Look through the lines below; wherever the word "Standard" appears, copy that line.

──────

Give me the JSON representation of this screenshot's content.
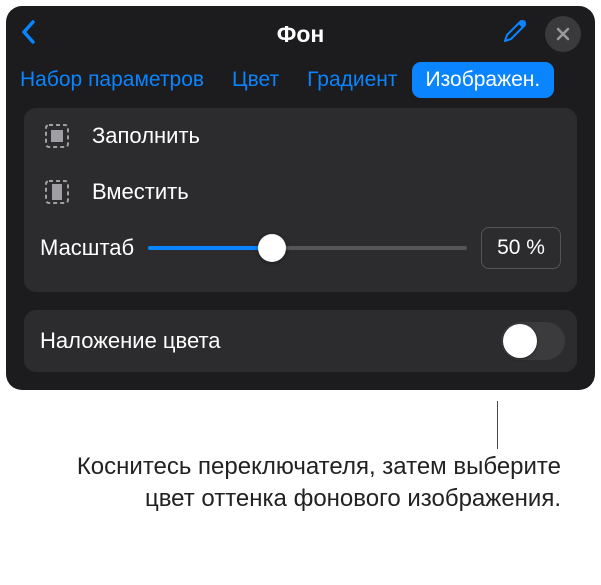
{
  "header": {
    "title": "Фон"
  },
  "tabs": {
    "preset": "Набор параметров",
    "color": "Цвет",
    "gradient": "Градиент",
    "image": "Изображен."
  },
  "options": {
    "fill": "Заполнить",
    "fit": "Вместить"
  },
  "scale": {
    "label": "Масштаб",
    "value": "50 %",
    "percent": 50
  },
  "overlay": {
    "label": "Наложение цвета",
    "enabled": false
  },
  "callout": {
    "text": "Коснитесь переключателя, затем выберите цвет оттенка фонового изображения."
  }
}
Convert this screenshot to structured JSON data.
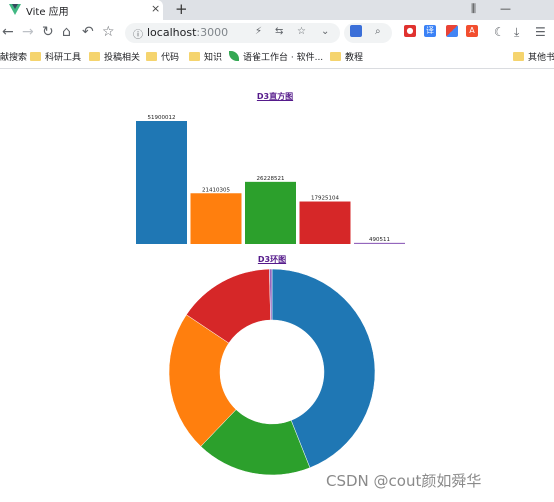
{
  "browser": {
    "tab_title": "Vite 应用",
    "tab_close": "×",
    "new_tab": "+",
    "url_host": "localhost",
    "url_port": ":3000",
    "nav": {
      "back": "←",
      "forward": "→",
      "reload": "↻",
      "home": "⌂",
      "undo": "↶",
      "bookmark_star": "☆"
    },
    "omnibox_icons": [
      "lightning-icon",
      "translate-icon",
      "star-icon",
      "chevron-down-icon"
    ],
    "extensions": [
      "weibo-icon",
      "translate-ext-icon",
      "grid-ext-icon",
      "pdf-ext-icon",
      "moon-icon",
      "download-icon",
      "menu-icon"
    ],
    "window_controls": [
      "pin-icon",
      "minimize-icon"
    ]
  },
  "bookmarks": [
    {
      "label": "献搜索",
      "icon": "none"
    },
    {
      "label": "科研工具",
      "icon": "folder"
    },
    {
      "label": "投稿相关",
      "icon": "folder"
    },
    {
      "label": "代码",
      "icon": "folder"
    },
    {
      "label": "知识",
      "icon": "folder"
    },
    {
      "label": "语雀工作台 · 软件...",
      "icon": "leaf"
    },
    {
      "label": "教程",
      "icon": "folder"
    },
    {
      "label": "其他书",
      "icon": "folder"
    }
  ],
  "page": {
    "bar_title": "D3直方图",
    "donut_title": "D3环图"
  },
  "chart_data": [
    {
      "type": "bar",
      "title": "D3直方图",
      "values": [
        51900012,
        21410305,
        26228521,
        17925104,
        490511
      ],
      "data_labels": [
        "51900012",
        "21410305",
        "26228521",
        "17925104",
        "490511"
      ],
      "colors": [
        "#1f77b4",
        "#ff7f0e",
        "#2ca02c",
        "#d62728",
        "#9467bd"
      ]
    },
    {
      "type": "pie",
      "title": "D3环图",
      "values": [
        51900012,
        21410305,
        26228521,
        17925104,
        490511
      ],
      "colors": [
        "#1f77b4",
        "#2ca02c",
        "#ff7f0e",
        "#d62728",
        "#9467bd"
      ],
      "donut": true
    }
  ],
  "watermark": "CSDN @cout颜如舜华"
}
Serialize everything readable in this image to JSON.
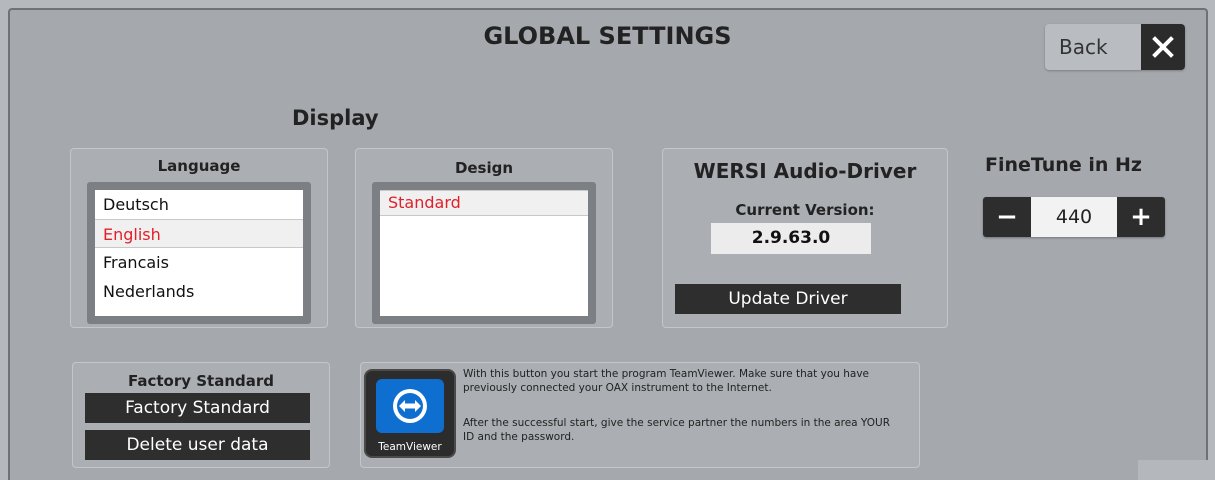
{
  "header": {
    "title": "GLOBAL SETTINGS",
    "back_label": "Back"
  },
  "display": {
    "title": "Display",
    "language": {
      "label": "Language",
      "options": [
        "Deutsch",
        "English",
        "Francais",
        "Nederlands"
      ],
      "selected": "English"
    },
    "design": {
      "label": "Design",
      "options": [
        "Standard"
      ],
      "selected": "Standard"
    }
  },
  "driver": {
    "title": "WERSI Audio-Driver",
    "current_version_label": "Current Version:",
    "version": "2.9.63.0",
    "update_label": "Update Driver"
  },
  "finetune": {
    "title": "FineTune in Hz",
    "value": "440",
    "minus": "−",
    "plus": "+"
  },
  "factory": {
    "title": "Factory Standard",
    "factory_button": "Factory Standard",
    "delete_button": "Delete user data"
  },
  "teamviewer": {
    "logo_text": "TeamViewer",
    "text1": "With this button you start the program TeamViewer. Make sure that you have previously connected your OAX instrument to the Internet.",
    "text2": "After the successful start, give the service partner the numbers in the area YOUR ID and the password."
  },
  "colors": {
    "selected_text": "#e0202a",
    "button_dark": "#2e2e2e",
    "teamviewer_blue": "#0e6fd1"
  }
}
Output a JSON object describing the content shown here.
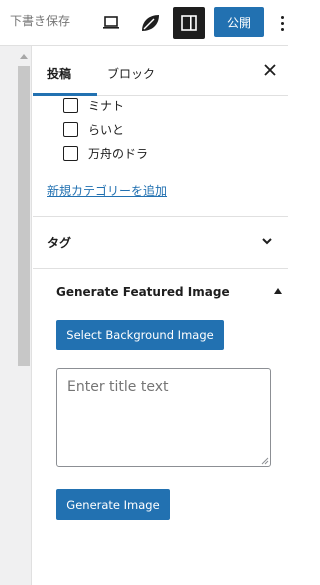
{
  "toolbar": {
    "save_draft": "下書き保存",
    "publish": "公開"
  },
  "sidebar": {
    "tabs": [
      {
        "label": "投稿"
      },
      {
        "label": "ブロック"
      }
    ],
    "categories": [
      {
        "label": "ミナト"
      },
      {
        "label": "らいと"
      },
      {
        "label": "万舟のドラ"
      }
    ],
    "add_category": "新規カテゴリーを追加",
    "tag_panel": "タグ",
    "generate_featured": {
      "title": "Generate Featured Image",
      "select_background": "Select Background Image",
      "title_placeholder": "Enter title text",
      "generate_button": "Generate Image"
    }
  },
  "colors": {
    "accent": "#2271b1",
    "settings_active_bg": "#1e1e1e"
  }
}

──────

Result:
        "Standard"
      "selected": "Standard"
    "title": "Factory Standard",
    "factory_button": "Factory Standard",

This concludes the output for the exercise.